EXERCISE DATA>
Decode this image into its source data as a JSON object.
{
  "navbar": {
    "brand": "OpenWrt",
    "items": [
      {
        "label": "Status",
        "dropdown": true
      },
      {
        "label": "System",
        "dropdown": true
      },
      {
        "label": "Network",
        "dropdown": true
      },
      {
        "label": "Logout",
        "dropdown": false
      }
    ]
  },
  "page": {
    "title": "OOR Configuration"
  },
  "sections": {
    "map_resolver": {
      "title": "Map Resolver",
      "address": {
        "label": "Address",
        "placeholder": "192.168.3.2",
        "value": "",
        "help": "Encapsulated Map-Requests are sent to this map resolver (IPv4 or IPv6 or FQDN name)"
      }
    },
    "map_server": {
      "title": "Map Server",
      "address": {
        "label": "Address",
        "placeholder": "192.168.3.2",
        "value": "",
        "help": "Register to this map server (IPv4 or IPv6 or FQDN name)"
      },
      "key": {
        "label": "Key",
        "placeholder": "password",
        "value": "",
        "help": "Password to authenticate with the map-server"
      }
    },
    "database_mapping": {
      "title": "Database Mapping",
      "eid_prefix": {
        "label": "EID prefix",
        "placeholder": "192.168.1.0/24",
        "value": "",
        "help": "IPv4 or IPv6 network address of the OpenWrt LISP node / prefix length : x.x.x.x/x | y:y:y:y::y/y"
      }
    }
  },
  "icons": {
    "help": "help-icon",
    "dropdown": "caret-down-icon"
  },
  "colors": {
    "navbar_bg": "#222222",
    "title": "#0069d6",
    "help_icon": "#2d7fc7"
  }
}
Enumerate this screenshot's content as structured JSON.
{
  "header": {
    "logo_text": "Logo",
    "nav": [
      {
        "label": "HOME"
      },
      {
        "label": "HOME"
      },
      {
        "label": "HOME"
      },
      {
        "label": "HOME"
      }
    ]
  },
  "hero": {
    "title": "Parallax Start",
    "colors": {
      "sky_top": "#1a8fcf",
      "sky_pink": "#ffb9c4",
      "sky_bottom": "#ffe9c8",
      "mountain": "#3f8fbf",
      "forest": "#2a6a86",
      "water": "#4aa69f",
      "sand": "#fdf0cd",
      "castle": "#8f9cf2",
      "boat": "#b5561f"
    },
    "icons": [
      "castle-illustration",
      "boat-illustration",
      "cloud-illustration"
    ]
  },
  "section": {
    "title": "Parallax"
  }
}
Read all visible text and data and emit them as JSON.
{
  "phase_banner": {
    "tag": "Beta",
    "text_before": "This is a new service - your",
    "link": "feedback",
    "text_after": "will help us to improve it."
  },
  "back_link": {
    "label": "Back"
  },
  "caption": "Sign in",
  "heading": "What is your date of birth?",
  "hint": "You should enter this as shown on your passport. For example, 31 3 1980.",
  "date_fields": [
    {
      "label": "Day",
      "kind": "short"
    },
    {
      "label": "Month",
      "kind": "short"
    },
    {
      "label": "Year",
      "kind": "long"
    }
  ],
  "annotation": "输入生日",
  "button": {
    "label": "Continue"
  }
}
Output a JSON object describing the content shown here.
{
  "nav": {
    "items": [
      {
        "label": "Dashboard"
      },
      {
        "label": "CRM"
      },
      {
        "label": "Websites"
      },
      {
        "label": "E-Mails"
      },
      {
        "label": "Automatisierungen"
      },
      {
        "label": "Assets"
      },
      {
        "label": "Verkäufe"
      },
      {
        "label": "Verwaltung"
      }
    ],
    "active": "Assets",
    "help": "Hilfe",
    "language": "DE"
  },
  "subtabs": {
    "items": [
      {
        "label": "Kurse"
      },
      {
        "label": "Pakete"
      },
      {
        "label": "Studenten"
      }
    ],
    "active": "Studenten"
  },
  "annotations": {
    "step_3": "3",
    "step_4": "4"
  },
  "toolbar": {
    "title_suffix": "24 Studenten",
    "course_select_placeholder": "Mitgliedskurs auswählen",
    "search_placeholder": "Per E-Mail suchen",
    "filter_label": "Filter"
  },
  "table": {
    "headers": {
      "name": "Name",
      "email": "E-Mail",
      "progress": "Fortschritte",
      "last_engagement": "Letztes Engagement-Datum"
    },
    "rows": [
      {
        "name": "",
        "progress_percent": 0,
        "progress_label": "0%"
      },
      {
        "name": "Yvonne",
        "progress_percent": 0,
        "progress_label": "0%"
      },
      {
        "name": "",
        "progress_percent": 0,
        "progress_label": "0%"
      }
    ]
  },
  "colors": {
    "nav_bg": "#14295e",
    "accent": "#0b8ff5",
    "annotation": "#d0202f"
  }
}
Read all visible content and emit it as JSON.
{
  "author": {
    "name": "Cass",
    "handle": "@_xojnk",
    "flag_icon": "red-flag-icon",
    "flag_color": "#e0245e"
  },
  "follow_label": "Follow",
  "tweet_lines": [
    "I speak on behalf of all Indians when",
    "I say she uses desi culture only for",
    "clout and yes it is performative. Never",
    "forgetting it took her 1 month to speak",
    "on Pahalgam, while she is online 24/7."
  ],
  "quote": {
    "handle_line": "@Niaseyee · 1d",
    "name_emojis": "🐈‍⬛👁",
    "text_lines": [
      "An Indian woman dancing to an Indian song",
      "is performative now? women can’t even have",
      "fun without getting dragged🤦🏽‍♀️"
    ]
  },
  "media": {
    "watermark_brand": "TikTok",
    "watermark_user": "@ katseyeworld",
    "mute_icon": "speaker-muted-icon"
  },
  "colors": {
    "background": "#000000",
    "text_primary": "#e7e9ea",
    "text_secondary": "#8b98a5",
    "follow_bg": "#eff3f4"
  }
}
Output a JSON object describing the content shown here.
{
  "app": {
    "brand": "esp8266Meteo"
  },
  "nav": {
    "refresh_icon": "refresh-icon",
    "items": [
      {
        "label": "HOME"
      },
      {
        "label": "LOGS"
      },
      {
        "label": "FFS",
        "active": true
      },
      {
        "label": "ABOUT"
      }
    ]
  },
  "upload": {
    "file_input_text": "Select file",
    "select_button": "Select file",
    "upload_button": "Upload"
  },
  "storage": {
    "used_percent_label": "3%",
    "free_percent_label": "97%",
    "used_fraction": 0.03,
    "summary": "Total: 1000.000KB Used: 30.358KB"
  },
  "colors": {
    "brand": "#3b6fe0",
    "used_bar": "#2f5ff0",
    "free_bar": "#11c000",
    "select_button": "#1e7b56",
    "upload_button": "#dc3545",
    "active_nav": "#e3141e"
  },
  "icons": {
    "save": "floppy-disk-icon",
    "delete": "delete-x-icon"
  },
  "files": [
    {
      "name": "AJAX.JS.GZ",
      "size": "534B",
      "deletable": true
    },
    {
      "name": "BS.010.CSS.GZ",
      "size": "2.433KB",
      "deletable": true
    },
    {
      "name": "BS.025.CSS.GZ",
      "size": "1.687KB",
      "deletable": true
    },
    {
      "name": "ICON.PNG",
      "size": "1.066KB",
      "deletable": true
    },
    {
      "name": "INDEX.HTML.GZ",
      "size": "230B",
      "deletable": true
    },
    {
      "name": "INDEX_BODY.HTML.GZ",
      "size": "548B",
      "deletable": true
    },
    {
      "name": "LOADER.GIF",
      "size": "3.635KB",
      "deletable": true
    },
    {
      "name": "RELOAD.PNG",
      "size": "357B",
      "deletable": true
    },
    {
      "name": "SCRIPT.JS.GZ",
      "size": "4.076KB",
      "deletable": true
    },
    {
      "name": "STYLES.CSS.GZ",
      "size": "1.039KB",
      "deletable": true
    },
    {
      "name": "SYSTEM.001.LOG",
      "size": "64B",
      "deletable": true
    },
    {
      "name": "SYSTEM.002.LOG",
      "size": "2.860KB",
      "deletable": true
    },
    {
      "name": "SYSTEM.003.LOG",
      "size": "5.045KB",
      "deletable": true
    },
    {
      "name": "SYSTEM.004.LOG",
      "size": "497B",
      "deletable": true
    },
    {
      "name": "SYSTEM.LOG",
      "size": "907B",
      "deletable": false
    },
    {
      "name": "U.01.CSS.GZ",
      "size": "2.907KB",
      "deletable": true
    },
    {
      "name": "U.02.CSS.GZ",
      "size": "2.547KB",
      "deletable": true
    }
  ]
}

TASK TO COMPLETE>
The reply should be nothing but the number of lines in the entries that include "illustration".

WRITTEN SOLUTION>
3